On September 28, 2023, State Senator Jason Lewis and State Representatives Steve Ultrino, Kate Lipper-Garabedian and Paul Donato joined their colleagues in the Massachusetts Legislature to overwhelmingly enact a bipartisan tax relief package to help make living in Massachusetts more affordable for working families and seniors and to bolster our state’s economic competitiveness. An Act to improve the Commonwealth’s competitiveness, affordability, and equity phases in a series of tax reforms expected to provide $561 million in taxpayer savings in the current fiscal year and grow to approximately $1 billion in tax relief by fiscal year 2027. The Senate and House both passed their versions of the bill earlier this year and reconciled differences in their versions before enacting the bill.
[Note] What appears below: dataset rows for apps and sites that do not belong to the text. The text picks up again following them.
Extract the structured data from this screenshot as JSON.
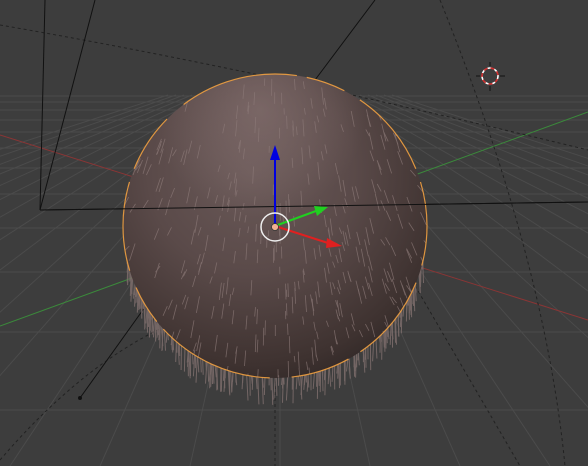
{
  "viewport": {
    "mode": "3d-viewport",
    "background_color": "#3d3d3d",
    "grid_color": "#4a4a4a",
    "x_axis_color": "#9a3030",
    "y_axis_color": "#3a8a3a"
  },
  "selected_object": {
    "type": "sphere",
    "has_hair_particles": true,
    "surface_color": "#6e5c5a",
    "outline_color": "#f0a040"
  },
  "gizmo": {
    "z_color": "#0000e0",
    "y_color": "#20d020",
    "x_color": "#e02020",
    "pivot_color": "#f0b090"
  },
  "camera_icon": "camera-wireframe-icon",
  "light_icon": "light-lamp-icon",
  "cursor_icon": "3d-cursor-icon"
}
The bill is now on Governor Maura Healey’s desk for her signature and/or other actions.
The bill substantially increases the child and dependent tax credit, senior circuit breaker tax credit and earned income tax credit. The bill also reforms the Massachusetts estate tax by raising the threshold to $2 million and eliminating the current cliff effect. A number of housing production tax credits are also expanded to help spur the creation of more market-rate (in gateway cities) and affordable housing units.
“The goal of this bill is to help low-income residents, working families, and seniors afford the high cost of living in Massachusetts,” said Senator Lewis. “Substantially increasing the child and dependent, senior circuit breaker, and earned income tax credits, along with estate tax reform and increased housing production will make the Commonwealth more affordable and equitable. I’m particularly pleased that an important provision that I advocated for – to close a loophole in the new millionaire’s tax that voters approved last November – was also included in the final bill.”
“I am pleased to see the tax relief package pass both the House and Senate. This legislation will not only provide much-needed financial relief to our residents and businesses, it will also ensure that our great Commonwealth remains competitive and affordable in the future,” said Representative Ultrino. “With this, I applaud the hard work and diligent efforts of Speaker Mariano, the Malden Delegation, and my colleagues in the House and Senate.”
“With a primary focus on affordability and equity, this bill is an important step in ensuring Massachusetts is an affordable place to live for all,” said Representative Donato. “Additionally, I am proud of my colleagues for overwhelmingly passing this essential piece of legislation.”
“I was pleased to join the full Legislature in passing this comprehensive tax reform package to make the Commonwealth more affordable for its residents and more economically competitive nationally by providing critical relief to seniors, families, renters, and businesses,” said Representative Lipper-Garabedian. “Among the many important updates to our tax code, I am enthused to see the inclusion of a significant number of housing-related reforms addressing supply and affordability, including the increased rental tax credit, a piece of legislation I have filed and championed since joining the Legislature in 2020.”
Among other provisions, this tax relief bill:
- Increases the child and dependent tax credit from $180 to $310 in taxable year 2023, and then to $440 in taxable year 2024 and beyond, while eliminating the current cap on children/dependents, benefitting more than 565,000 families and providing the most generous universal child and dependent tax credit in the country
- Increases the earned income tax credit from 30% to 40% of the federal credit
- Doubles the maximum annual senior circuit breaker credit from $1,200 to $2,400
- Increases the cap on the rental deduction from $3,000 to $4,000
- Raises the estate tax threshold from $1 million to $2 million and establishes a uniform credit of $99,600 in order to eliminate the current cliff effect
- Increases the Housing Development Incentive Program (HDIP) statewide cap from $10 million to $57 million once, and then to $30 million annually, which will create an estimated 12,500 new homes in Gateway Cities
- Raises the annual low-income housing tax credit authorization cap from $40 million to $60 million, providing increased funding for new affordable housing units
The bill also includes a requirement that married couples who file a joint tax return with the federal government also file a joint state tax return. This provision – which aligns Massachusetts with many other states – was championed by Senator Lewis and is intended to close a tax avoidance loophole in the new millionaire’s tax that was approved by voters last November.
A few additional key tax changes:
- Lead paint abatement: Doubles the credit to $3,000 for full abatement and $1,000 for partial abatement, to support families with older homes.
- Student loan repayment exemption: Ensures that employer student loan payments are not treated as taxable compensation.
- Commuter transit benefits: Makes public transit fares, as well as ferry and regional transit passes and bike commuter expenses, eligible for the commuter expense tax deduction.
• Senior property tax volunteer program: Increases from $1,500 to $2,000 the maximum that municipalities may allow for certain seniors to reduce their property tax by participating in the senior work-off programs.